CHICAGO (Reuters) - U.S. farmers who sought to boost revenues by planting corn used to make tortillas may be forced to sell their crops at a loss to makers of ethanol or animal feed because of a glut of what typically is a human food-grade product.
Oversupply of the most common grains such as corn and soybeans has spread to niche markets because so many farmers have switched to planting different strains of seed to diversify and bolster returns after four years of bumper crops cut farm income and pushed down prices for staple grains.
White corn, which makes up roughly 1 percent of the 14.6 billion-bushel U.S. corn harvest, can command a premium of as much as $1 per bushel over the commoditized yellow strain. But premiums have shriveled to four-year lows - to as little as 5 cents above Chicago Board of Trade corn futures Cc1.
Too many farmers planted white corn in states such as Illinois, Illinois, Kentucky and Nebraska. Corn prices in 2017 declined for the fifth straight year and record-large U.S. stocks pushed growers to look for potentially higher-value alternatives.
However, as acres devoted to varieties such as white corn, organic and non-genetically modified corn continue to rise, the benefits have shrunk for farmers switching to such strains.
White corn is used by companies such as the PepsiCo Inc (PEP.O) unit Frito-Lay to make corn chips, and by tortilla and chip makers including Chicago-based Azteca Foods. In South Africa, it is eaten as part of the breakfast staple pap and in Colombia and Venezuela in patties known as arepas.
Randy Anderson, who has planted white corn for 10 straight years in southern Illinois, said the market has become crowded. Local elevators, such as a Bunge Ltd (BG.N) facility that loads grain barges on the Ohio River, are buying white corn at prices that are below his cost of production.
“I feel like there could be a better bid in the near future,” Anderson said, adding that he was holding out for another 20 cents per bushel to bring him closer to eking out a profit.
Premiums for white corn in the United States surged in 2015 and 2016 because of a drought-reduced South African harvest that led to increased U.S. exports and more demand from Mexico, which also shipped white corn to South Africa.

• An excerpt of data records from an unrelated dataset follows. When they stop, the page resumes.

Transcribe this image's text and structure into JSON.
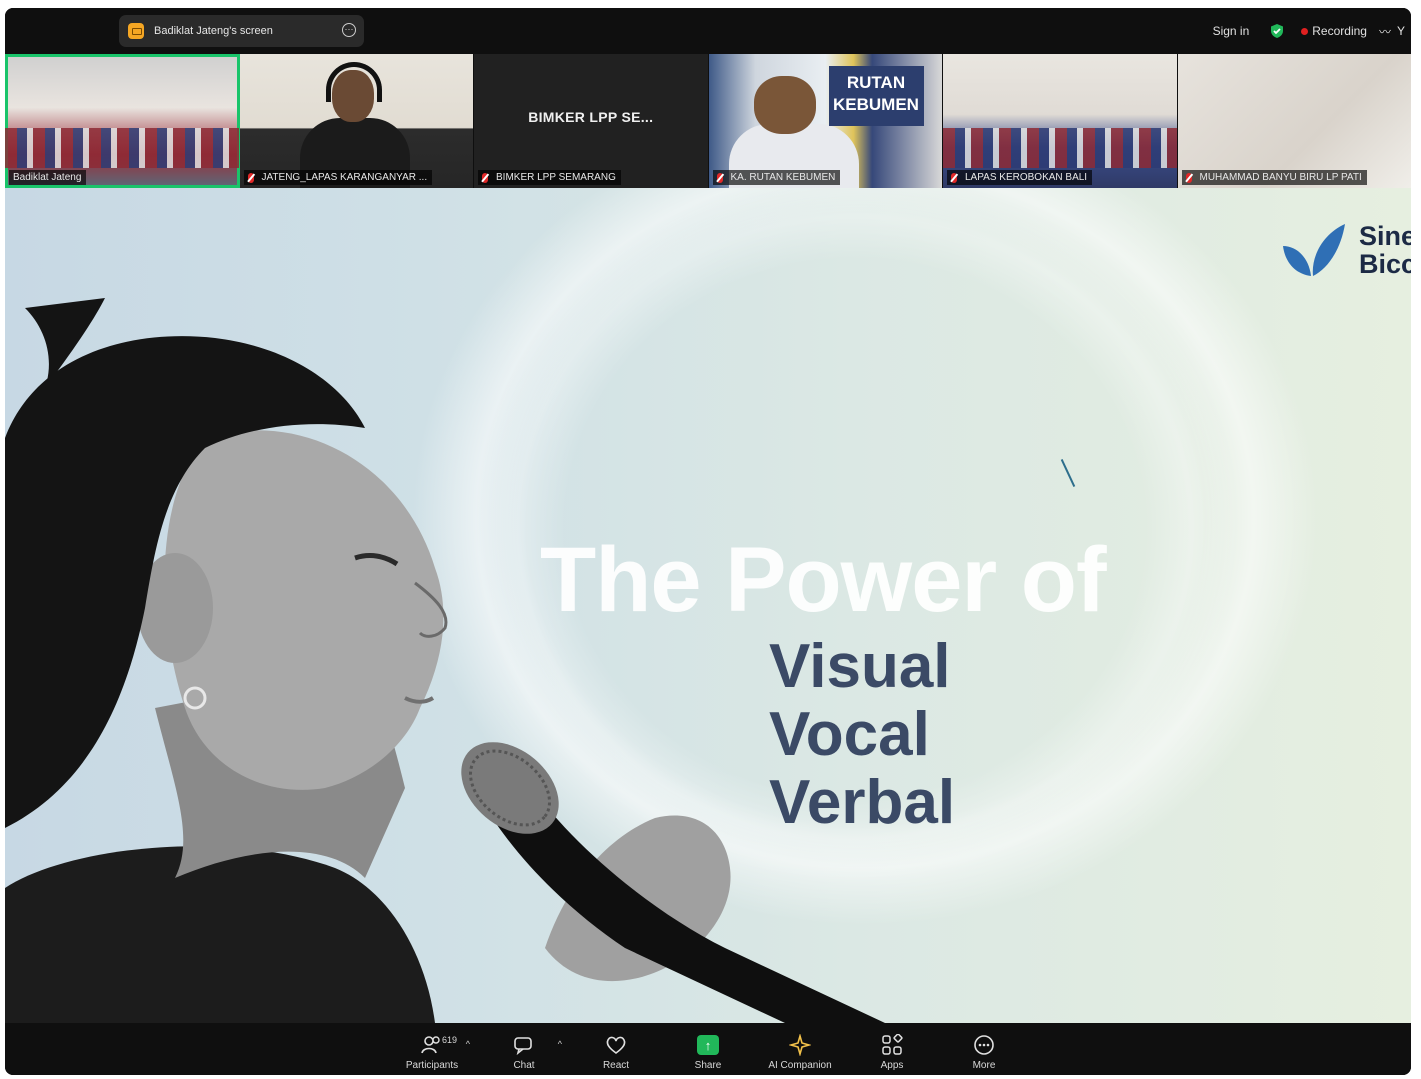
{
  "topbar": {
    "share_label": "Badiklat Jateng's screen",
    "sign_in": "Sign in",
    "recording": "Recording",
    "truncated_right": "Y"
  },
  "participants": [
    {
      "name": "Badiklat Jateng",
      "active": true
    },
    {
      "name": "JATENG_LAPAS KARANGANYAR ..."
    },
    {
      "name": "BIMKER LPP SEMARANG",
      "center_label": "BIMKER LPP SE..."
    },
    {
      "name": "KA. RUTAN KEBUMEN",
      "sign_text": "RUTAN KEBUMEN"
    },
    {
      "name": "LAPAS KEROBOKAN BALI"
    },
    {
      "name": "MUHAMMAD BANYU BIRU LP PATI"
    }
  ],
  "slide": {
    "logo_text_line1": "Sine",
    "logo_text_line2": "Bicc",
    "headline": "The Power of",
    "items": [
      "Visual",
      "Vocal",
      "Verbal"
    ],
    "colors": {
      "headline": "#ffffff",
      "items": "#3b4a66",
      "logo": "#2f6fb5"
    }
  },
  "toolbar": {
    "participants_label": "Participants",
    "participants_count": "619",
    "chat_label": "Chat",
    "react_label": "React",
    "share_label": "Share",
    "ai_label": "AI Companion",
    "apps_label": "Apps",
    "more_label": "More",
    "share_color": "#21b85a"
  }
}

But with supplies in South Africa once again abundant following a record-large corn harvest, there is more global supply than demand.
Anderson, who sold some white corn in 2016 at a 90-cent premium to CBOT futures, now can sell about 10 cents above futures. “This year, we are getting the same price for white corn as yellow corn,” he said.
CBOT March corn futures CH8 settled a 1/4 cent lower at $3.48-3/4 per bushel, just above the contract’s lifetime low of $3.46-3/4, reached in December.
Since the white corn growing region is centralized in a few U.S. states, the variety can be prone to more severe price fluctuations than the more widely grown yellow strain, Roger Theisen, specialty corn manager in DowDuPont Inc’s (DWDP.N) agriculture division, said in an email.
“This means a single weather event can have a significant impact on white corn production in an area,” he said.
DowDuPont has as much as a 90 percent market share of the global white corn seed market, according to industry sources. The company declined to comment on sales or market share but Theisen said, “the total food corn market is growing.”
Exports of U.S. white corn through November of 1.48 million tonnes were down about 10 percent from 2016’s corresponding total of 1.63 million tonnes, according to U.S. Department of Agriculture data. The value of those sales declined to $312 million, from $367 million in 2016.
And there are signs that 2018 could see a further decline. South Africa is likely to return to its status as a net exporter, limiting demand for U.S. shipments, said Max Thomas-Olson, an analyst at Global Risk Management, which publishes the Orville Fisher White Corn Newsletter.
Ben Scholl, president of specialty grain buyer Lewis B. Osterbur and Associates, said many of his farmer clients are looking for places to sell their white corn.
“End users have all they need and there’s more available to buy,” Scholl said.
Reed White, a 56-year-old farmer in Sturgis, Kentucky, said this spring he will plant no white corn for the first time in recent memory. He was not able to secure a big enough contract to supply white corn to a local tortilla maker and will instead plant only yellow corn.
“If we could get a larger chunk of that business, we might consider growing for them,” he said.
Grain handler Andersons Inc (ANDE.O), a Frito-Lay supplier, said it has a waiting list for farmers interested in growing white corn or other specialty varieties for the company.
“It’s not uncommon for farmers to wait two or three years,” said Andy Vollmar, food and specialty ingredients director at Andersons.
Reporting by Michael Hirtzer; Editing by Simon Webb, Steve Orlofsky and Lisa Shumaker